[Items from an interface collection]

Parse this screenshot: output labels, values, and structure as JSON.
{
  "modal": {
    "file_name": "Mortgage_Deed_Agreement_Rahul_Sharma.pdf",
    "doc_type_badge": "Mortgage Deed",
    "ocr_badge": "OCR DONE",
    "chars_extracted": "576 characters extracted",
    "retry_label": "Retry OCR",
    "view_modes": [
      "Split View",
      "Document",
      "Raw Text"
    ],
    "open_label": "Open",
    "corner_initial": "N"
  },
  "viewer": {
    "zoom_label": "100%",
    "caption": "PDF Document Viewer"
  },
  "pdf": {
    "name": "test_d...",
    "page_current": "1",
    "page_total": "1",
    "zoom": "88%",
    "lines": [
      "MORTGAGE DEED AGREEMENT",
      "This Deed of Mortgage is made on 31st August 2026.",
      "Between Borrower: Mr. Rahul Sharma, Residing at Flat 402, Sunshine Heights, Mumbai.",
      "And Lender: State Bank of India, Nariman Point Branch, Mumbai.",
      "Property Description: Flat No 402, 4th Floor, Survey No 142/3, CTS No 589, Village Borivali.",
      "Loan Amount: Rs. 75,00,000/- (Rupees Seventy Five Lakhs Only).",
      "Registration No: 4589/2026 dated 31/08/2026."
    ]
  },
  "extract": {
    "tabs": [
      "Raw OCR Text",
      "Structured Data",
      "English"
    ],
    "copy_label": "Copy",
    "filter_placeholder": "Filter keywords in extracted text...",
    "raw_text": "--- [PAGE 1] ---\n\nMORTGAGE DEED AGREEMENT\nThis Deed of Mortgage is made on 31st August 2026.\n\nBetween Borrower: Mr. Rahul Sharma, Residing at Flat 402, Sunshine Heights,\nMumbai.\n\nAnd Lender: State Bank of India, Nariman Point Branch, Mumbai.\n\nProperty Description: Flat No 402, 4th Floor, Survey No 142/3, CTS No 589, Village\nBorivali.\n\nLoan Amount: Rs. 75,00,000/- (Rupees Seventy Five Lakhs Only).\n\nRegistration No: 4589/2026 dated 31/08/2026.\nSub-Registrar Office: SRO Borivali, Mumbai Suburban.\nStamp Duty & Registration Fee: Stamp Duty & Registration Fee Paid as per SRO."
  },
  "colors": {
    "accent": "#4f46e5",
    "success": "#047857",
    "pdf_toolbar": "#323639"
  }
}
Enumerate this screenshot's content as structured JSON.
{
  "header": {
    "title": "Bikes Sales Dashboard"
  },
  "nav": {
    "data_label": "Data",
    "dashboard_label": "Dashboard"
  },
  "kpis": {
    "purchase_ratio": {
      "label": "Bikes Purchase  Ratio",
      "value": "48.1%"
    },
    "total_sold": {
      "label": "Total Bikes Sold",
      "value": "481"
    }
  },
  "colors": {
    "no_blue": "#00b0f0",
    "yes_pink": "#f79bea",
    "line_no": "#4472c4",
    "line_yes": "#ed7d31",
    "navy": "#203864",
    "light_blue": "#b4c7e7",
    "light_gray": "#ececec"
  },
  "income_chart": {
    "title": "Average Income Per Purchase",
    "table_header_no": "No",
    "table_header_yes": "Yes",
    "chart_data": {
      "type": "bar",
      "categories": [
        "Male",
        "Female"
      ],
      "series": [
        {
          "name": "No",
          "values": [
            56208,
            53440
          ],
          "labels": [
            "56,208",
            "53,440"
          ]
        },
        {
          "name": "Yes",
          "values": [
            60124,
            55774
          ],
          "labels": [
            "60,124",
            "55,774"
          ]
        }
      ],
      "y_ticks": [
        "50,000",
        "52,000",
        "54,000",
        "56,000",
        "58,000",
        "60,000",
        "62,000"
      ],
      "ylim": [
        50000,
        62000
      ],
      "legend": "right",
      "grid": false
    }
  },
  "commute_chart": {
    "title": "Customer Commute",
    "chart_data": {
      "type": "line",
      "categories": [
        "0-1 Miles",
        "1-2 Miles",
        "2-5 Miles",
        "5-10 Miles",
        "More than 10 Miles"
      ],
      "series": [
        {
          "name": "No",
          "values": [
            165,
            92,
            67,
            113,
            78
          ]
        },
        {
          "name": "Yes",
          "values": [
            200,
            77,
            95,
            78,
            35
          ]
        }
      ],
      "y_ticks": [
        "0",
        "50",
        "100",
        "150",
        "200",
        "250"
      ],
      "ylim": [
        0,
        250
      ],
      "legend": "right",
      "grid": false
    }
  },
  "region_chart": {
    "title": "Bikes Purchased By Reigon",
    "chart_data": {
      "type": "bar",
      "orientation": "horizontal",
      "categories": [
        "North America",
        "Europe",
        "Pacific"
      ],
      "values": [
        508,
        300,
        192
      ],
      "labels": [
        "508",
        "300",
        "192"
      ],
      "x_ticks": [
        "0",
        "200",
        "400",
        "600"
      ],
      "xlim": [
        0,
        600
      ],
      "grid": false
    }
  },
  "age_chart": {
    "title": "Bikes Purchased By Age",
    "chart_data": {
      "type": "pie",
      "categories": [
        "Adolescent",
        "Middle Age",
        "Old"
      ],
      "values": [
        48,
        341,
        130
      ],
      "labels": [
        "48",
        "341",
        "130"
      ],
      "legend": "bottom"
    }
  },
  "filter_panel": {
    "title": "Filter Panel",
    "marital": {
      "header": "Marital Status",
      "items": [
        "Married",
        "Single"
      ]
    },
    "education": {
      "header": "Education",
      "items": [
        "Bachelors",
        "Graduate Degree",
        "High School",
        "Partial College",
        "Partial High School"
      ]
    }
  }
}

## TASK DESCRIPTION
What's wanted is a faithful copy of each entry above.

## WRITTEN ANSWER
Parse this screenshot: output labels, values, and structure as JSON.
{
  "modal": {
    "file_name": "Mortgage_Deed_Agreement_Rahul_Sharma.pdf",
    "doc_type_badge": "Mortgage Deed",
    "ocr_badge": "OCR DONE",
    "chars_extracted": "576 characters extracted",
    "retry_label": "Retry OCR",
    "view_modes": [
      "Split View",
      "Document",
      "Raw Text"
    ],
    "open_label": "Open",
    "corner_initial": "N"
  },
  "viewer": {
    "zoom_label": "100%",
    "caption": "PDF Document Viewer"
  },
  "pdf": {
    "name": "test_d...",
    "page_current": "1",
    "page_total": "1",
    "zoom": "88%",
    "lines": [
      "MORTGAGE DEED AGREEMENT",
      "This Deed of Mortgage is made on 31st August 2026.",
      "Between Borrower: Mr. Rahul Sharma, Residing at Flat 402, Sunshine Heights, Mumbai.",
      "And Lender: State Bank of India, Nariman Point Branch, Mumbai.",
      "Property Description: Flat No 402, 4th Floor, Survey No 142/3, CTS No 589, Village Borivali.",
      "Loan Amount: Rs. 75,00,000/- (Rupees Seventy Five Lakhs Only).",
      "Registration No: 4589/2026 dated 31/08/2026."
    ]
  },
  "extract": {
    "tabs": [
      "Raw OCR Text",
      "Structured Data",
      "English"
    ],
    "copy_label": "Copy",
    "filter_placeholder": "Filter keywords in extracted text...",
    "raw_text": "--- [PAGE 1] ---\n\nMORTGAGE DEED AGREEMENT\nThis Deed of Mortgage is made on 31st August 2026.\n\nBetween Borrower: Mr. Rahul Sharma, Residing at Flat 402, Sunshine Heights,\nMumbai.\n\nAnd Lender: State Bank of India, Nariman Point Branch, Mumbai.\n\nProperty Description: Flat No 402, 4th Floor, Survey No 142/3, CTS No 589, Village\nBorivali.\n\nLoan Amount: Rs. 75,00,000/- (Rupees Seventy Five Lakhs Only).\n\nRegistration No: 4589/2026 dated 31/08/2026.\nSub-Registrar Office: SRO Borivali, Mumbai Suburban.\nStamp Duty & Registration Fee: Stamp Duty & Registration Fee Paid as per SRO."
  },
  "colors": {
    "accent": "#4f46e5",
    "success": "#047857",
    "pdf_toolbar": "#323639"
  }
}
Enumerate this screenshot's content as structured JSON.
{
  "header": {
    "title": "Bikes Sales Dashboard"
  },
  "nav": {
    "data_label": "Data",
    "dashboard_label": "Dashboard"
  },
  "kpis": {
    "purchase_ratio": {
      "label": "Bikes Purchase  Ratio",
      "value": "48.1%"
    },
    "total_sold": {
      "label": "Total Bikes Sold",
      "value": "481"
    }
  },
  "colors": {
    "no_blue": "#00b0f0",
    "yes_pink": "#f79bea",
    "line_no": "#4472c4",
    "line_yes": "#ed7d31",
    "navy": "#203864",
    "light_blue": "#b4c7e7",
    "light_gray": "#ececec"
  },
  "income_chart": {
    "title": "Average Income Per Purchase",
    "table_header_no": "No",
    "table_header_yes": "Yes",
    "chart_data": {
      "type": "bar",
      "categories": [
        "Male",
        "Female"
      ],
      "series": [
        {
          "name": "No",
          "values": [
            56208,
            53440
          ],
          "labels": [
            "56,208",
            "53,440"
          ]
        },
        {
          "name": "Yes",
          "values": [
            60124,
            55774
          ],
          "labels": [
            "60,124",
            "55,774"
          ]
        }
      ],
      "y_ticks": [
        "50,000",
        "52,000",
        "54,000",
        "56,000",
        "58,000",
        "60,000",
        "62,000"
      ],
      "ylim": [
        50000,
        62000
      ],
      "legend": "right",
      "grid": false
    }
  },
  "commute_chart": {
    "title": "Customer Commute",
    "chart_data": {
      "type": "line",
      "categories": [
        "0-1 Miles",
        "1-2 Miles",
        "2-5 Miles",
        "5-10 Miles",
        "More than 10 Miles"
      ],
      "series": [
        {
          "name": "No",
          "values": [
            165,
            92,
            67,
            113,
            78
          ]
        },
        {
          "name": "Yes",
          "values": [
            200,
            77,
            95,
            78,
            35
          ]
        }
      ],
      "y_ticks": [
        "0",
        "50",
        "100",
        "150",
        "200",
        "250"
      ],
      "ylim": [
        0,
        250
      ],
      "legend": "right",
      "grid": false
    }
  },
  "region_chart": {
    "title": "Bikes Purchased By Reigon",
    "chart_data": {
      "type": "bar",
      "orientation": "horizontal",
      "categories": [
        "North America",
        "Europe",
        "Pacific"
      ],
      "values": [
        508,
        300,
        192
      ],
      "labels": [
        "508",
        "300",
        "192"
      ],
      "x_ticks": [
        "0",
        "200",
        "400",
        "600"
      ],
      "xlim": [
        0,
        600
      ],
      "grid": false
    }
  },
  "age_chart": {
    "title": "Bikes Purchased By Age",
    "chart_data": {
      "type": "pie",
      "categories": [
        "Adolescent",
        "Middle Age",
        "Old"
      ],
      "values": [
        48,
        341,
        130
      ],
      "labels": [
        "48",
        "341",
        "130"
      ],
      "legend": "bottom"
    }
  },
  "filter_panel": {
    "title": "Filter Panel",
    "marital": {
      "header": "Marital Status",
      "items": [
        "Married",
        "Single"
      ]
    },
    "education": {
      "header": "Education",
      "items": [
        "Bachelors",
        "Graduate Degree",
        "High School",
        "Partial College",
        "Partial High School"
      ]
    }
  }
}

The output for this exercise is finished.